National Security Agency Director Gen. Keith B. Alexander also took the military route, starting at West Point to get a good education and expecting to serve for just five years. “Along the way, I was captured by the people in the Army. I enjoyed the camaraderie and was inspired by the sense that we serve something larger than ourselves,” Alexander said. “It is a privilege and honor to serve here with these great folks who have a common dedication to the defense of our nation."
Many others have been driven by mission and the opportunity to use their skills and knowledge on behalf of the country. Dr. Tom Frieden, director of the Centers for Disease Control and Prevention, said his service is dedicated to having “the greatest possible impact improving health,” while Louis W. Uccellini, the director of National Weather Service, said he is firmly believes in “the agency's mission to protect life and property” by delivering the best possible forecasts and warnings.
Dr. Elisabeth Hagen, undersecretary for food safety at the U.S. Department of Agriculture, said she “answered the call to work in public service because I know government scientists, inspectors, and educators have an opportunity to put science to work to improve the safety of our food supply, ultimately preventing on a large scale the illnesses I once treated as a practitioner.”
Myron Diftler, Robnaut Project lead at NASA, said he has always loved working on robotics and has had a fascination with space exploration. He said it has been a dream come true to “work on something that I love and to have that work contribute to the development of the first in a line of robots that will accompany astronauts on their missions in orbit around the Earth and beyond.”
Neha Sheth, an attorney in the Office of Human Rights and Refugees at the State Department, worked during law school in Nepal on providing reparations for victims of Nepal’s civil war, and for civil rights organizations in Argentina. She always envisioned a career that involved service, and working at the State Department has allowed her to combine that goal with her passion for international affairs.
For Carolyn W. Colvin, the acting commissioner of the Social Security Administration, working for the government fits perfectly with her “passion for helping others,” while Department of Homeland Security Secretary Janet Napolitano said she serves because “I think the future can and should be better than the present, and I think working in public service is the best way to help achieve that.”

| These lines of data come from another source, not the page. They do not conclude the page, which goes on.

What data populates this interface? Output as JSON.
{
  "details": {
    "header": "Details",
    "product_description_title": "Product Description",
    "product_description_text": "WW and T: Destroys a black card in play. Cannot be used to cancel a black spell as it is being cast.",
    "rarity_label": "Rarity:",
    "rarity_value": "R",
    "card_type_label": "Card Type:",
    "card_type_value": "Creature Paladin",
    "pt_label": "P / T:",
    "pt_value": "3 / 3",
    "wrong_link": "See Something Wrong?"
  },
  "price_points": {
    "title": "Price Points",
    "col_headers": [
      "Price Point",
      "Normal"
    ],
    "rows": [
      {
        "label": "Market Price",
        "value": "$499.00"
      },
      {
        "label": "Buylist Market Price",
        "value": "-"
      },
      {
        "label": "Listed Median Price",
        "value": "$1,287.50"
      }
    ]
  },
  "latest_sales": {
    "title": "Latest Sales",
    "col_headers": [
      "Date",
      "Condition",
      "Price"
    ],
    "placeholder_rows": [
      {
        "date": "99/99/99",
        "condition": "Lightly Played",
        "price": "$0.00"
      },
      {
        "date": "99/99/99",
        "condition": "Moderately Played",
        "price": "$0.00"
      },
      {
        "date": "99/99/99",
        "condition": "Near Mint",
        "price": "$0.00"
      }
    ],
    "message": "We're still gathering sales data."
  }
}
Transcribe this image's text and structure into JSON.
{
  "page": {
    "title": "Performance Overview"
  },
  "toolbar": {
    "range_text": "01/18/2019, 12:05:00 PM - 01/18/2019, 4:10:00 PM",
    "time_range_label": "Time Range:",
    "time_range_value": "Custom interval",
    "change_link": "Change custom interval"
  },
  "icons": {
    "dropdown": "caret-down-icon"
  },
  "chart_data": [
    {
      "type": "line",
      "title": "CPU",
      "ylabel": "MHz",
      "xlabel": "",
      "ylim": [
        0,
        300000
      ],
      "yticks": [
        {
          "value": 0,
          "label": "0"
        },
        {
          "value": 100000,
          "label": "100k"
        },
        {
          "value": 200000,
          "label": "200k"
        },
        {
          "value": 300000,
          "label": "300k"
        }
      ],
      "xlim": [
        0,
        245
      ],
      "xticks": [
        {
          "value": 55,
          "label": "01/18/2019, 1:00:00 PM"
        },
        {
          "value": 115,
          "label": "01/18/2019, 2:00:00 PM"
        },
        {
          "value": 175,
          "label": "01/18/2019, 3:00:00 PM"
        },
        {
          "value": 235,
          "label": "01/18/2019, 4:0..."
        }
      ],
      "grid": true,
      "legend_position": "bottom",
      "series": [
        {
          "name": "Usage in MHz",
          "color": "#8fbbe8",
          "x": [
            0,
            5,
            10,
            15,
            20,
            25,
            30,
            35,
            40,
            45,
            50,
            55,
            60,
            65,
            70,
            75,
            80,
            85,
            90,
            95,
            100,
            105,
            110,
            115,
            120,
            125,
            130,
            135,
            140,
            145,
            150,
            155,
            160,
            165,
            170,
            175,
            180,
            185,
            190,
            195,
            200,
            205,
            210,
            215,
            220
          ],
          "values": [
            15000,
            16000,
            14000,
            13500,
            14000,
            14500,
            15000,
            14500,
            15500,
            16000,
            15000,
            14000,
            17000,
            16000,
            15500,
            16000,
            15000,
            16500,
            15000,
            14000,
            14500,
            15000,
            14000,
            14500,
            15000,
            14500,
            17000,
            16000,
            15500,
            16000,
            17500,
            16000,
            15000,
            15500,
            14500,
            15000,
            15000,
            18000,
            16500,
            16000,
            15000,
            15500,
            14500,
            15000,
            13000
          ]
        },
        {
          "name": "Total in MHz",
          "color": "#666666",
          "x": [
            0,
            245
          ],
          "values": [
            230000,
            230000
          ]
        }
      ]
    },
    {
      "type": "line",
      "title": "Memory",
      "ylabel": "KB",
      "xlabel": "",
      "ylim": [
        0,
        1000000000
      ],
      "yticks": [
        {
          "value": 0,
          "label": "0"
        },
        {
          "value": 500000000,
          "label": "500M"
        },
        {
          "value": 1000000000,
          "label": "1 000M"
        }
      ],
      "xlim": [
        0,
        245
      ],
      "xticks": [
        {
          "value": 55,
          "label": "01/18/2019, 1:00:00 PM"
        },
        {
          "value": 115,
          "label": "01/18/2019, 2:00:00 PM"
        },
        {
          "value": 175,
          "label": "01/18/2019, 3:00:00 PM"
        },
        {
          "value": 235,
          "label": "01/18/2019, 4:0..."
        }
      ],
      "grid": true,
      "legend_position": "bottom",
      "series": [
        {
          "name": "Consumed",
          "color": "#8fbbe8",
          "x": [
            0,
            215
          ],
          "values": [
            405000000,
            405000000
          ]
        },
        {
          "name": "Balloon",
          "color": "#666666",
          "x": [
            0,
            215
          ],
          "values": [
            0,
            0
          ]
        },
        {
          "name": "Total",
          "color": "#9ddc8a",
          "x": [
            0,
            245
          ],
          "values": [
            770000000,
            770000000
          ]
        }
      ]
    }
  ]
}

“I did it when I was a governor. I focused on education. In my current role, I focus on security and immigration and the rule of law and each of those are very different in a way, but they do have that common uniting theme,” Napolitano said.

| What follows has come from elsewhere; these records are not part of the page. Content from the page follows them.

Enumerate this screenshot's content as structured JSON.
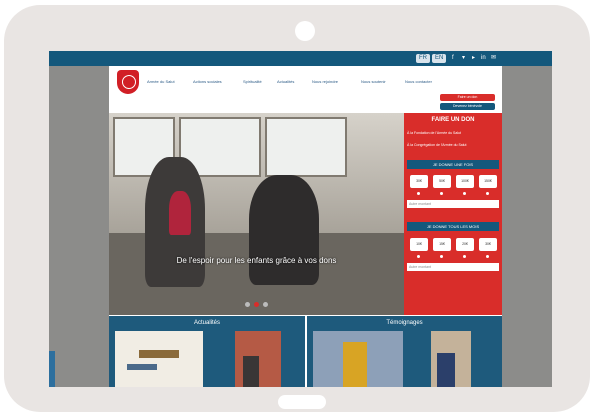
{
  "top_bar": {
    "lang_fr": "FR",
    "lang_en": "EN",
    "social_icons": [
      "facebook-icon",
      "twitter-icon",
      "youtube-icon",
      "linkedin-icon",
      "mail-icon"
    ]
  },
  "nav": {
    "items": [
      "Armée du Salut",
      "Actions sociales",
      "Spiritualité",
      "Actualités",
      "Nous rejoindre",
      "Nous soutenir",
      "Nous contacter"
    ]
  },
  "header_buttons": {
    "donate": "Faire un don",
    "volunteer": "Devenez bénévole"
  },
  "hero": {
    "caption": "De l'espoir pour les enfants grâce à vos dons",
    "slides": 3,
    "active_slide": 2
  },
  "donation": {
    "title": "FAIRE UN DON",
    "option_1": "À la Fondation de l'Armée du Salut",
    "option_2": "À la Congrégation de l'Armée du Salut",
    "once_label": "JE DONNE UNE FOIS",
    "monthly_label": "JE DONNE TOUS LES MOIS",
    "once_amounts": [
      "30€",
      "50€",
      "100€",
      "150€"
    ],
    "monthly_amounts": [
      "10€",
      "15€",
      "20€",
      "30€"
    ],
    "other_placeholder": "Autre montant"
  },
  "sections": {
    "news_title": "Actualités",
    "testimonials_title": "Témoignages"
  },
  "colors": {
    "brand_red": "#d92d2a",
    "brand_blue": "#14587c"
  }
}
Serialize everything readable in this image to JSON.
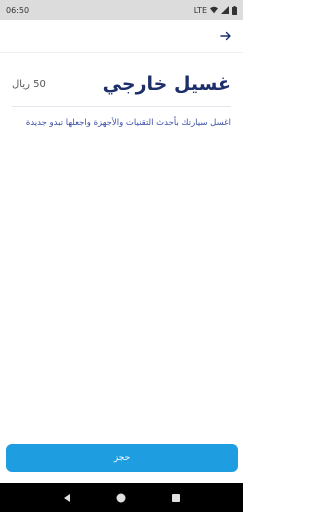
{
  "status_bar": {
    "time": "06:50",
    "network": "LTE",
    "icons": [
      "wifi-icon",
      "signal-icon",
      "battery-icon"
    ]
  },
  "app_bar": {
    "back_icon": "arrow-right-icon"
  },
  "service": {
    "title": "غسيل خارجي",
    "price": "50 ريال",
    "description": "اغسل سيارتك بأحدث التقنيات والأجهزة واجعلها تبدو جديدة"
  },
  "actions": {
    "book_label": "حجز"
  },
  "nav_bar": {
    "icons": [
      "back-triangle-icon",
      "home-circle-icon",
      "recents-square-icon"
    ]
  },
  "colors": {
    "title": "#1d2f6b",
    "description": "#3b4ea8",
    "button": "#1e9ee0",
    "status_bar": "#dcdcdc"
  }
}
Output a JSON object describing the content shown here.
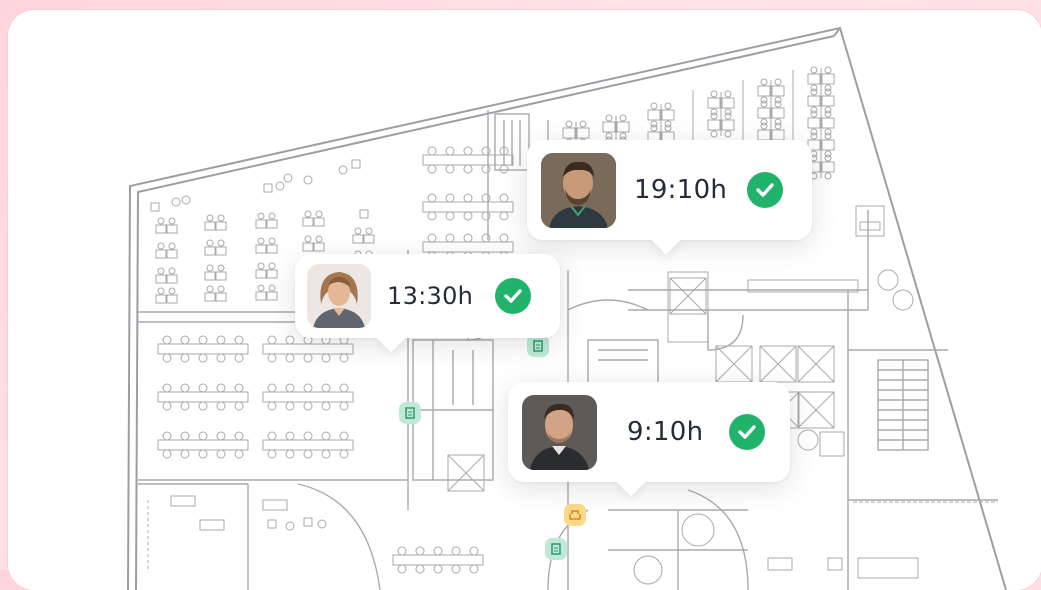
{
  "bookings": [
    {
      "name": "booking-card-1",
      "time": "19:10h",
      "status": "checked-in",
      "avatar": "man-beard-avatar"
    },
    {
      "name": "booking-card-2",
      "time": "13:30h",
      "status": "checked-in",
      "avatar": "woman-avatar"
    },
    {
      "name": "booking-card-3",
      "time": "9:10h",
      "status": "checked-in",
      "avatar": "man-avatar"
    }
  ],
  "colors": {
    "background": "#ffdbe1",
    "card": "#ffffff",
    "check": "#22b36b",
    "room_green": "#bfe9d6",
    "room_green_icon": "#2a9a6a",
    "room_orange": "#ffd98a",
    "room_orange_icon": "#d68a10",
    "plan_line": "#a9a9ae"
  },
  "icons": {
    "check": "check-circle-icon",
    "meeting_room": "door-icon",
    "lounge": "sofa-icon"
  }
}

And then there’s acting Environmental Protection Agency administrator Bob Perciasepe, who said his reasons for working in government are quite simple straightforward.
“I’m just trying to make a difference in the world. It may seem idealistic, but there's nothing wrong with idealism,” Perciasepe said. “I started working in city government where it's close and personal and when you are trying to deal with a neighborhood problem and you have to go to the meetings at night. Having that experience and working at the federal level has been a remarkable blessing. I’m really in awe of the work that we do here.”
Why did you choose a career in public service? How do you believe your work is making a difference? Please share your “Why I Serve” stories in the comment section below. You can also email me at firstname.lastname@example.org.